(Items listed in a dataset)
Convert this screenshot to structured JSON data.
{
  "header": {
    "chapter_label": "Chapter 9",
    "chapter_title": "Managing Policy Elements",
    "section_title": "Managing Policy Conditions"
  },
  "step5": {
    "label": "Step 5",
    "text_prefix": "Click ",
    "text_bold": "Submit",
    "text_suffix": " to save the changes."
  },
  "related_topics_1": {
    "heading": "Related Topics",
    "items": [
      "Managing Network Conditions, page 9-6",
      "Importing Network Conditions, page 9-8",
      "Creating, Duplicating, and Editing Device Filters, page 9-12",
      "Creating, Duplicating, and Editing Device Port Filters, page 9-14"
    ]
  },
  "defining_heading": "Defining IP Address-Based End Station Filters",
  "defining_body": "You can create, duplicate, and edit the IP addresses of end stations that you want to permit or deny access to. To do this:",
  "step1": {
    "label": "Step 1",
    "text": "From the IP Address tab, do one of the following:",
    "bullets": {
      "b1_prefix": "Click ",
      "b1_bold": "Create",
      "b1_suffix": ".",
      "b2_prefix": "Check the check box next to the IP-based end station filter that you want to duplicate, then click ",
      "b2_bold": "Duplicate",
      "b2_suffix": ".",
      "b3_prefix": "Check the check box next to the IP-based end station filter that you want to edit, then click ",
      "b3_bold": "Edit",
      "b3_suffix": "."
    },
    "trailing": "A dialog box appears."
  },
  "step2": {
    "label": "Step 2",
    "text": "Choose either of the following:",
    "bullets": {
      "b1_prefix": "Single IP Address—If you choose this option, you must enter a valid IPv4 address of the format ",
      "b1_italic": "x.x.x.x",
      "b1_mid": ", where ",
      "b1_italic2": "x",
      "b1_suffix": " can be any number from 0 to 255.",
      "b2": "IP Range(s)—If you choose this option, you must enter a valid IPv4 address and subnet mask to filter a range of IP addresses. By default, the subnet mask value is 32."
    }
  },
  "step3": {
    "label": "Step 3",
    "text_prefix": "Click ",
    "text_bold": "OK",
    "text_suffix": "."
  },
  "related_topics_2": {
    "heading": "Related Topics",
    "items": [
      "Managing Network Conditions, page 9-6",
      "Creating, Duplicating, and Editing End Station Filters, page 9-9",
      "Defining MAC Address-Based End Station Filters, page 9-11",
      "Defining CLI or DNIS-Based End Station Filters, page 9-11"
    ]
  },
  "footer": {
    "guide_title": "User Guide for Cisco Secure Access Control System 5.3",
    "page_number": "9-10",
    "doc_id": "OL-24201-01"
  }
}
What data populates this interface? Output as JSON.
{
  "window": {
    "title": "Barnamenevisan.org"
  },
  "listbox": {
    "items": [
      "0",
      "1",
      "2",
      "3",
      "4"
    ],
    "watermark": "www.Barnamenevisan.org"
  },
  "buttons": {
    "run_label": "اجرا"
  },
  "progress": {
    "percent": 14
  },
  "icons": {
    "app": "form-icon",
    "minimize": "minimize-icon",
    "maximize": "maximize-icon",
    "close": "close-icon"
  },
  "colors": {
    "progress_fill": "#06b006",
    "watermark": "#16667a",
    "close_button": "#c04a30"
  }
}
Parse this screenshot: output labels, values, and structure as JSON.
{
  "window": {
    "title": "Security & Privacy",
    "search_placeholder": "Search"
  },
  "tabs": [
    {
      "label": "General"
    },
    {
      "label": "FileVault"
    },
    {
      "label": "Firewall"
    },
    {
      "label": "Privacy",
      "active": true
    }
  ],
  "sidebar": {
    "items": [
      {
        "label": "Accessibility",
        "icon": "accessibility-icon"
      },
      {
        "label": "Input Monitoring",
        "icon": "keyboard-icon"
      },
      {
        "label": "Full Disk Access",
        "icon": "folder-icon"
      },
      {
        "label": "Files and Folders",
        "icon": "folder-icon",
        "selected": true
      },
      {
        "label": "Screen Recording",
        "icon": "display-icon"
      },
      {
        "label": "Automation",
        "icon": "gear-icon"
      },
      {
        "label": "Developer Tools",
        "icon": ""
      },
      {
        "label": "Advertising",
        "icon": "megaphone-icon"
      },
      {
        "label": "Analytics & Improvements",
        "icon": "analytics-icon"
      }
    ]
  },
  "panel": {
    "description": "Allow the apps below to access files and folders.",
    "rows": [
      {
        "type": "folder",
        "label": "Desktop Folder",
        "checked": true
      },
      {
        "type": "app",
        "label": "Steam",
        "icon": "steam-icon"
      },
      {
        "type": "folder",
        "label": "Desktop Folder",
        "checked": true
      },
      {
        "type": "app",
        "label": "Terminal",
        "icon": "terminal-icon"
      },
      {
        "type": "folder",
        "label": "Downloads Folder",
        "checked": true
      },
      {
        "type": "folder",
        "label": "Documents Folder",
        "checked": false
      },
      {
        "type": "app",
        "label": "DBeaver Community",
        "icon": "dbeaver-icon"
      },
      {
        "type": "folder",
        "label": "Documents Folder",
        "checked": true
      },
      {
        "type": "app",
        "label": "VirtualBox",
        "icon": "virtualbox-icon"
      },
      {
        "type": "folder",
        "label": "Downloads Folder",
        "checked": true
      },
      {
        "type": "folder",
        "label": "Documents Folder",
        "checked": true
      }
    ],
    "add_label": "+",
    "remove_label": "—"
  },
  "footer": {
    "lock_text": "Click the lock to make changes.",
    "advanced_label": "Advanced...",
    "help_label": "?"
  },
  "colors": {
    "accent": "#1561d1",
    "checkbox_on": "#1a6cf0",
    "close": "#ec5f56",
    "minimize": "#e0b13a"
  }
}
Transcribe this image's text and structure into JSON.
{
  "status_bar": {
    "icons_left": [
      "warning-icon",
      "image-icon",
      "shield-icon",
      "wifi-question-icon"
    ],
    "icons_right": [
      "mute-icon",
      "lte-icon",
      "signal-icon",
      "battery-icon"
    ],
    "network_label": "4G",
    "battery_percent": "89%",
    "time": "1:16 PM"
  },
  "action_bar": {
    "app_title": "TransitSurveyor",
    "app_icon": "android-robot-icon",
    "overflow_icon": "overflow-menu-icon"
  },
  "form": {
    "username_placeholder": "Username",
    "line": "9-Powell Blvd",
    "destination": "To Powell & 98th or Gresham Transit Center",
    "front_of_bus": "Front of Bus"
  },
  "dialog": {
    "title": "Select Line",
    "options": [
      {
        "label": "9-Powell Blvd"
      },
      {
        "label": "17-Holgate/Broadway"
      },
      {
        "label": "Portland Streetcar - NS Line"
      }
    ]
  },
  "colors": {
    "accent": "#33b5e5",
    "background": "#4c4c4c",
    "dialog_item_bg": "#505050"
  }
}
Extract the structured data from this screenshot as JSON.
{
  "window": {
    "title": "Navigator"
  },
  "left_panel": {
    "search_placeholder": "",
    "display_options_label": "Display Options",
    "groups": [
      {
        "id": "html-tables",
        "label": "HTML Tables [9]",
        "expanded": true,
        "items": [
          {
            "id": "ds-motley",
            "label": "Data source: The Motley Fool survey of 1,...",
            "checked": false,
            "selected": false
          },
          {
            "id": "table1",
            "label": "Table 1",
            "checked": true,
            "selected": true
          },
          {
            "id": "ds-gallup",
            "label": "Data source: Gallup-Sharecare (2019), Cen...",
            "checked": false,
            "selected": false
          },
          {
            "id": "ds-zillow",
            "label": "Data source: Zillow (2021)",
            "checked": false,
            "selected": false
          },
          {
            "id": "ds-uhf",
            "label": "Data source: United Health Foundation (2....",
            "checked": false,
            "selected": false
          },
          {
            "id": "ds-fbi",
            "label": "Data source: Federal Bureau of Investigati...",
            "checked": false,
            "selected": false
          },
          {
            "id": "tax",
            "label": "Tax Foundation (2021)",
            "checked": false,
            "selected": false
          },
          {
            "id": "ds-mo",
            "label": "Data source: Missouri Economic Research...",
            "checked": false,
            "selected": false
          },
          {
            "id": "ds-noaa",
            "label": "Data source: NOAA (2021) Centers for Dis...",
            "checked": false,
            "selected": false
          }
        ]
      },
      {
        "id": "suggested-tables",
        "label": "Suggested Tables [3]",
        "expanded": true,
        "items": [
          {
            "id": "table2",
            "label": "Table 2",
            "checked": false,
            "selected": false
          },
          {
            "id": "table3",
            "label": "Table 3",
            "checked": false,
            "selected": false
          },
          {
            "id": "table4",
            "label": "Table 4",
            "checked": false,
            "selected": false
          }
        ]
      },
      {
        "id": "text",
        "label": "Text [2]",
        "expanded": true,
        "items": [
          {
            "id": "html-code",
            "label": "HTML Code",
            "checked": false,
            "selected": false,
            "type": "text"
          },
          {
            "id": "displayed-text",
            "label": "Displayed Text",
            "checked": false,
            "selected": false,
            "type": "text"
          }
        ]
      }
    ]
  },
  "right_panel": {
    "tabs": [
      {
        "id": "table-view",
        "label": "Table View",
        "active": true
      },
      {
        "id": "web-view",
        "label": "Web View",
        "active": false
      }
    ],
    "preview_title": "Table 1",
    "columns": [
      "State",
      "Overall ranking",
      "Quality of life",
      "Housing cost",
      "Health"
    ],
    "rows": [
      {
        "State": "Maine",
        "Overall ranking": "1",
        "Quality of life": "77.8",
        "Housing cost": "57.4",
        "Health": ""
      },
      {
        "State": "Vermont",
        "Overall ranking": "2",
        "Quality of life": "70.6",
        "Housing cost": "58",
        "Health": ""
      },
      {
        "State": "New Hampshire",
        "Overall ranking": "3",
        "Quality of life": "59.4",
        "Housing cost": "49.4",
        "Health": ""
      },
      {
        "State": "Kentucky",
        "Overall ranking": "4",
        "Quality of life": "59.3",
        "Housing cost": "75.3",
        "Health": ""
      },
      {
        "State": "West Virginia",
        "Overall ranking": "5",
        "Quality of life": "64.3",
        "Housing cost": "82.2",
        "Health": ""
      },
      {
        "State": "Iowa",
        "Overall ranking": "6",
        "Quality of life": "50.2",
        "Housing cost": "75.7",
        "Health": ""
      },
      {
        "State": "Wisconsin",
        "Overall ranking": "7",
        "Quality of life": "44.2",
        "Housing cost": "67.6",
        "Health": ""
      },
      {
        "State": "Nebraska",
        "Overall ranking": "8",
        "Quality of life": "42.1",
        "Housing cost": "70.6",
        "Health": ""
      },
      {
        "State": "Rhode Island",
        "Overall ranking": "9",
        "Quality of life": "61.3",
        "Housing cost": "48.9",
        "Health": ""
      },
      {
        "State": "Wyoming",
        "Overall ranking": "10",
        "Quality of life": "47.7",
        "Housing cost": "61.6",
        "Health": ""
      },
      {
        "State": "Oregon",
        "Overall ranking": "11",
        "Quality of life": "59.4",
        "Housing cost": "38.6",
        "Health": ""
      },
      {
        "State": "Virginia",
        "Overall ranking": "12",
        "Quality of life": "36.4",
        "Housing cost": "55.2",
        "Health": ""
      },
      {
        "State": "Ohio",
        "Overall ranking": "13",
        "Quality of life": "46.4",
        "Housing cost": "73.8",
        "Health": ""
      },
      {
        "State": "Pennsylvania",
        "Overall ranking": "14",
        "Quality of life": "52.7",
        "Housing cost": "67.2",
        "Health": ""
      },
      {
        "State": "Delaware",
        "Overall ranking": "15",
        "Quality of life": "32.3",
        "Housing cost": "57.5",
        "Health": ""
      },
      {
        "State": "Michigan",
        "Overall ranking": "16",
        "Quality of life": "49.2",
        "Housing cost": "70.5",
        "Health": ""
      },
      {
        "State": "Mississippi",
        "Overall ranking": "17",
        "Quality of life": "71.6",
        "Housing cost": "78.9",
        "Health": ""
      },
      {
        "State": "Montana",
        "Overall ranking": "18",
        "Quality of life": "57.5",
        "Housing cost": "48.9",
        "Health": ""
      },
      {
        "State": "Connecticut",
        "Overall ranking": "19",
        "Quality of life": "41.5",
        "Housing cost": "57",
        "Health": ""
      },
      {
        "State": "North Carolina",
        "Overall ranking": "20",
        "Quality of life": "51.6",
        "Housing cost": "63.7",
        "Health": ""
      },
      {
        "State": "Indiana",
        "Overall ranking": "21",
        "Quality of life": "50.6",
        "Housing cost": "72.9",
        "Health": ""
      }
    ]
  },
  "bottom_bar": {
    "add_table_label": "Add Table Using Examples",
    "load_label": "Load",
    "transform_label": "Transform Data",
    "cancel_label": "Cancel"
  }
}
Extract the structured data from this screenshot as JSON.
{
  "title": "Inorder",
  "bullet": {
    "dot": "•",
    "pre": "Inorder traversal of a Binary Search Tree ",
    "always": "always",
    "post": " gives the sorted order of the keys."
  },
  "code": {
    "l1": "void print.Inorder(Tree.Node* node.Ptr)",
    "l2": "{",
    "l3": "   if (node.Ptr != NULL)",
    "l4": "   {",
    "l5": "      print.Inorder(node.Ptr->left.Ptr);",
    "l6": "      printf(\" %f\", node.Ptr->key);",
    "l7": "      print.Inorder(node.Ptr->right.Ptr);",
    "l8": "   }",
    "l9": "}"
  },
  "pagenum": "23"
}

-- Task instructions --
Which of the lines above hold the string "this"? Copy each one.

-- Solution to the problem --
Convert this screenshot to structured JSON data.
  "defining_body": "You can create, duplicate, and edit the IP addresses of end stations that you want to permit or deny access to. To do this:",
      "b1_prefix": "Single IP Address—If you choose this option, you must enter a valid IPv4 address of the format ",
      "b2": "IP Range(s)—If you choose this option, you must enter a valid IPv4 address and subnet mask to filter a range of IP addresses. By default, the subnet mask value is 32."
What data populates this interface? Output as JSON.
Parse this screenshot: output labels, values, and structure as JSON.
Transcribe this image's text and structure into JSON.
Extract the structured data from this screenshot as JSON.
Extract the structured data from this screenshot as JSON.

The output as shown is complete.